To this day, Aidan’s parents don’t know where the battery came from.
Such deaths are extremely rare — fewer than 10 documented during the past six years.
There are, however, about 3,500 cases of button cell battery ingestion reported each year to poison control centers. But while swallowing batteries has occurred for years, the development of larger, stronger lithium cell batteries has increased the risk of severe complications.
Data from the National Capital Poison Center in Washington found a seven-fold increase in severe complications from button cell ingestions in recent years.
Among the serious complications, the chemical reaction triggered by the batteries can damage vocal cords, leaving children with a lifelong whisper, and damage to the gastrointestinal tract means some children require feeding tubes and multiple surgeries.
“The injuries are so much more serious,” said Dr. Toby Litovitz, lead author of the two articles in Pediatrics. “It’s like drain opener or lye. It’s
not something you want in the esophagus of your child.”
Federal safety rules require toys that use the batteries to have battery compartments that are locked with screws. But devices intended for adults — such as bathroom scales and remote controls — use a simple plastic cover that can fall off or be easily removed.
Litovitz said manufacturers of electronic products should secure the battery compartments in all devices, not just toys.

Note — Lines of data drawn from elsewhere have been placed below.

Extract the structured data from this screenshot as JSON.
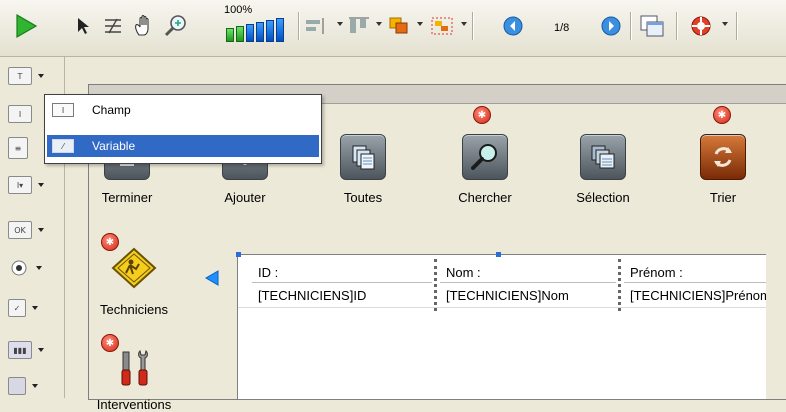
{
  "toolbar": {
    "zoom_label": "100%",
    "page_indicator": "1/8",
    "icons": [
      "run-icon",
      "pointer-icon",
      "tab-order-icon",
      "hand-icon",
      "zoom-icon",
      "zoom-level-icon",
      "align-icon",
      "distribute-icon",
      "bring-front-icon",
      "group-icon",
      "previous-page-icon",
      "next-page-icon",
      "windows-icon",
      "help-icon"
    ]
  },
  "popup": {
    "items": [
      {
        "label": "Champ",
        "icon": "field-icon",
        "selected": false
      },
      {
        "label": "Variable",
        "icon": "variable-icon",
        "selected": true
      }
    ]
  },
  "buttons": [
    {
      "label": "Terminer",
      "icon": "terminate-icon"
    },
    {
      "label": "Ajouter",
      "icon": "add-icon"
    },
    {
      "label": "Toutes",
      "icon": "all-records-icon"
    },
    {
      "label": "Chercher",
      "icon": "search-icon"
    },
    {
      "label": "Sélection",
      "icon": "selection-icon"
    },
    {
      "label": "Trier",
      "icon": "sort-icon"
    }
  ],
  "side_nav": [
    {
      "label": "Techniciens",
      "icon": "technicians-icon"
    },
    {
      "label": "Interventions",
      "icon": "interventions-icon"
    }
  ],
  "table": {
    "columns": [
      "ID :",
      "Nom :",
      "Prénom :"
    ],
    "row": [
      "[TECHNICIENS]ID",
      "[TECHNICIENS]Nom",
      "[TECHNICIENS]Prénom"
    ]
  },
  "colors": {
    "selection": "#316ac5",
    "badge": "#d22a14",
    "arrow": "#1e90ff"
  }
}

“Our major pitch is to get the industry to do something about the battery compartment, but parents also need to know that they need to be dealing with these batteries with a lot more vigilance and keeping them out of reach of the child,” Litovitz said.